(Beginning of Dataset records)
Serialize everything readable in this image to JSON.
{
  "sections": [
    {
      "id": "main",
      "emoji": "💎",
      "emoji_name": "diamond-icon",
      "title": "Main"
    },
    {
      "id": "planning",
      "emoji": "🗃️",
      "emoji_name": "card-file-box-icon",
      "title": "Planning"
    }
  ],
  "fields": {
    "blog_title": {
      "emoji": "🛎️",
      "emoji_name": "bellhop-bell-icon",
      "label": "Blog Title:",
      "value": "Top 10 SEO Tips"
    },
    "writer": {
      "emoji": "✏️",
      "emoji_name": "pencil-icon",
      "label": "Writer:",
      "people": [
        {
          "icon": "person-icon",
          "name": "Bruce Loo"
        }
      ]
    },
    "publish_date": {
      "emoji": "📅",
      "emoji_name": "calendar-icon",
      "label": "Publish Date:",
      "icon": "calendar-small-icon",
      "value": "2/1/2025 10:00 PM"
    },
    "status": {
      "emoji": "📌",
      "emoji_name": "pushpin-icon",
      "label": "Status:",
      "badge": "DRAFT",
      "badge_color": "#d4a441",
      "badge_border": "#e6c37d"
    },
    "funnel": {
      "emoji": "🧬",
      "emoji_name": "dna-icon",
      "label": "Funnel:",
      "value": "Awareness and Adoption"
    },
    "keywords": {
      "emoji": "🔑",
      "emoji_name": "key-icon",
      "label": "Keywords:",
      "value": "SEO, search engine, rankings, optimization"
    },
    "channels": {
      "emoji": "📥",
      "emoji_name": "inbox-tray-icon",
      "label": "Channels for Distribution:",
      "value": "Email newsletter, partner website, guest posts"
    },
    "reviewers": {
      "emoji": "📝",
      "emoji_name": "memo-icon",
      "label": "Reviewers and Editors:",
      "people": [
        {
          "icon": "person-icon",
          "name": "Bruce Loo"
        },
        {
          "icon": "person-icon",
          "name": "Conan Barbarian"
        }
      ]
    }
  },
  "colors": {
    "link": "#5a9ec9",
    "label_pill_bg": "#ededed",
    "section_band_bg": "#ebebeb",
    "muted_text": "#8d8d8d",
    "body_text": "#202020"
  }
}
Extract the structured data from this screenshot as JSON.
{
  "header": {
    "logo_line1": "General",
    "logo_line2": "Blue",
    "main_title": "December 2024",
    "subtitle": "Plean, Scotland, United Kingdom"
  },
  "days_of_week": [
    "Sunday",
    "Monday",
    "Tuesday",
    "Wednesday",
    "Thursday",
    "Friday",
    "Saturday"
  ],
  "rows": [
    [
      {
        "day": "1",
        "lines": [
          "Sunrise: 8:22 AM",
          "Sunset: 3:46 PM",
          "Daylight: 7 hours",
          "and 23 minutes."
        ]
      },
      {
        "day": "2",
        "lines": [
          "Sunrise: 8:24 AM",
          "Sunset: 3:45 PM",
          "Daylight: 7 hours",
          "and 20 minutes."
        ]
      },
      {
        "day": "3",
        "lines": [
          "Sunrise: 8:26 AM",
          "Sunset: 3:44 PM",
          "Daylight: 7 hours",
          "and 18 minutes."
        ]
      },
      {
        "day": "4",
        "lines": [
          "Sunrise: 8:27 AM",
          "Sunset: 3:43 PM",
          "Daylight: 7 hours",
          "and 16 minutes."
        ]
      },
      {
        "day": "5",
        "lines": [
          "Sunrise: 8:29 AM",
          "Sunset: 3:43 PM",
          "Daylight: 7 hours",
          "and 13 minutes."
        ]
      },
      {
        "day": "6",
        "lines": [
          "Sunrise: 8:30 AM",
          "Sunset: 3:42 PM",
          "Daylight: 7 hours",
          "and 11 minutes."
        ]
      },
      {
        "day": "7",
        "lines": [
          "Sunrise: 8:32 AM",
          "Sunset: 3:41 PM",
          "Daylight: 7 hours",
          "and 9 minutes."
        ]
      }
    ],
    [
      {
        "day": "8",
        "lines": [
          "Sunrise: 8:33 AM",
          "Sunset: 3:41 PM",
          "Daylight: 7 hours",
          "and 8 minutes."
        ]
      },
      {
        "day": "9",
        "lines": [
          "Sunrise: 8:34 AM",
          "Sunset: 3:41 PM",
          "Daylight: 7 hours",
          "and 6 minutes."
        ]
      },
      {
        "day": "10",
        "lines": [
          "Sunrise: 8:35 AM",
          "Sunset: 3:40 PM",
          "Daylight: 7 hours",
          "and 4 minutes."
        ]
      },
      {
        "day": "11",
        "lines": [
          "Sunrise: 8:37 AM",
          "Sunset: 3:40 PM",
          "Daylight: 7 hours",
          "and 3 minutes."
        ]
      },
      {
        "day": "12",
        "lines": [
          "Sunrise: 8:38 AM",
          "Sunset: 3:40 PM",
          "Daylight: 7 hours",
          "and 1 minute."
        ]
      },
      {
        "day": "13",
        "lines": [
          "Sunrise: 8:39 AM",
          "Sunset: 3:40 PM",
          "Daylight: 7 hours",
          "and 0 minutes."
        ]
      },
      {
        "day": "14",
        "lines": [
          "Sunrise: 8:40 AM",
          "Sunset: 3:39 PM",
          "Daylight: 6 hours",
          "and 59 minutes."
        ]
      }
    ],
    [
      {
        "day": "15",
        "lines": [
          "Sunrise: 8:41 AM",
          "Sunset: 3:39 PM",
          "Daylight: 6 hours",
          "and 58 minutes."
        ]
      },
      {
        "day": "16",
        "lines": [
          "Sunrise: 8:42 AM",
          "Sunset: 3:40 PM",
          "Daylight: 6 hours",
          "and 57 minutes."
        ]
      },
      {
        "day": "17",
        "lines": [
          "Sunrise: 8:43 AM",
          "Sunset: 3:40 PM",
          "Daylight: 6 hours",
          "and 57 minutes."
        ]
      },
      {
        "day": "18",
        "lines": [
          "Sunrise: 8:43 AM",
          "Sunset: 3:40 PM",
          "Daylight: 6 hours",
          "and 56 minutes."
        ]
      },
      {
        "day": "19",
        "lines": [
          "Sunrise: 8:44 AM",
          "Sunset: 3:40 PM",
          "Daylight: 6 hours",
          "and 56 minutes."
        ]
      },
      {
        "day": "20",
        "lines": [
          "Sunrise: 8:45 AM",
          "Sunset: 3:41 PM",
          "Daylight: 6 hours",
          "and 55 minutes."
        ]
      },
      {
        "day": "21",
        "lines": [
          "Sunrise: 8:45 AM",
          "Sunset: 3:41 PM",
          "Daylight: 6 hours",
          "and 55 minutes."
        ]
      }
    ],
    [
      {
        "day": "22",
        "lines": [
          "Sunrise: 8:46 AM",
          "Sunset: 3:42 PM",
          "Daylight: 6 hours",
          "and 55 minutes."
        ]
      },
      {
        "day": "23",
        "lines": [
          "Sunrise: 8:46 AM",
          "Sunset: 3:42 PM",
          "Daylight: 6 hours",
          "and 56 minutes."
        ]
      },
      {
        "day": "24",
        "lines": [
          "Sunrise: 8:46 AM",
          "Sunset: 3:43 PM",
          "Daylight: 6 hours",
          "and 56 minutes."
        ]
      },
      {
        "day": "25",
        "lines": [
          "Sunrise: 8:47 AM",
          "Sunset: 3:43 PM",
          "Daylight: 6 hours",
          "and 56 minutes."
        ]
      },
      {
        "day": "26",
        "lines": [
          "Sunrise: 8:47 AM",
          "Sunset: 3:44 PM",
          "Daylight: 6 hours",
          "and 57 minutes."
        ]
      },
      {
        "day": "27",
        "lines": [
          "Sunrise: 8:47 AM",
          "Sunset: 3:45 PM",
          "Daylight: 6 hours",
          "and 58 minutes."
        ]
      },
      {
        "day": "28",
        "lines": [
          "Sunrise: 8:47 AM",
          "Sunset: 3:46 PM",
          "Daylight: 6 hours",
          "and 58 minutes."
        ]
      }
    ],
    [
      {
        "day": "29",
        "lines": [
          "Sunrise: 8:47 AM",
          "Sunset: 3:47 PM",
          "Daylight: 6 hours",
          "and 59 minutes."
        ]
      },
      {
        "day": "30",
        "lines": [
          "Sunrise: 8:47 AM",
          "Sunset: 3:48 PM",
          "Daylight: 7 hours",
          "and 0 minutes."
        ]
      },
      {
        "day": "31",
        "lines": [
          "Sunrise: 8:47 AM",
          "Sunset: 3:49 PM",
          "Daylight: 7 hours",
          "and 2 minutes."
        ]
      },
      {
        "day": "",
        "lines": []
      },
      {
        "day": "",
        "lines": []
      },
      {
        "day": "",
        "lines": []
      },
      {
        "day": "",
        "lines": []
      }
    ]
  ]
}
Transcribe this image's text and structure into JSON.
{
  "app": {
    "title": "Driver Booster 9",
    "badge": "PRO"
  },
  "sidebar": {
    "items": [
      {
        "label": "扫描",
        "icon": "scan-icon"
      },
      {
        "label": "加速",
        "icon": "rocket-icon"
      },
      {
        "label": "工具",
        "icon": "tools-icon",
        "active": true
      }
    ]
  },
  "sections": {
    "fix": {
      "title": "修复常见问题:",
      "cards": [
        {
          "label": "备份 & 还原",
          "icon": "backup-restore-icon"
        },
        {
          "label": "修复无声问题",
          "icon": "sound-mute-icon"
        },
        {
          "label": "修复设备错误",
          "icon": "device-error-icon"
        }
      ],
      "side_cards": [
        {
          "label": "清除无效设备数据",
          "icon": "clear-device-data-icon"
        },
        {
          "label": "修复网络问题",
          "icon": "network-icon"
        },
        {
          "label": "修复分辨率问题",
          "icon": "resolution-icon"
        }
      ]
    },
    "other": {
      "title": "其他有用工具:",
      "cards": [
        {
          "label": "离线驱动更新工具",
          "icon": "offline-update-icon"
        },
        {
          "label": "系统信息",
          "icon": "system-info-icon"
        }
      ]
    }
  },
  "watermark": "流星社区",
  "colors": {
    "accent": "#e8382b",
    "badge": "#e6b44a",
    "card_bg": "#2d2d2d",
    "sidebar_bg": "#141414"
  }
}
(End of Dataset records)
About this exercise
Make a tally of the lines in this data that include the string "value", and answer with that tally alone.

Answer box
5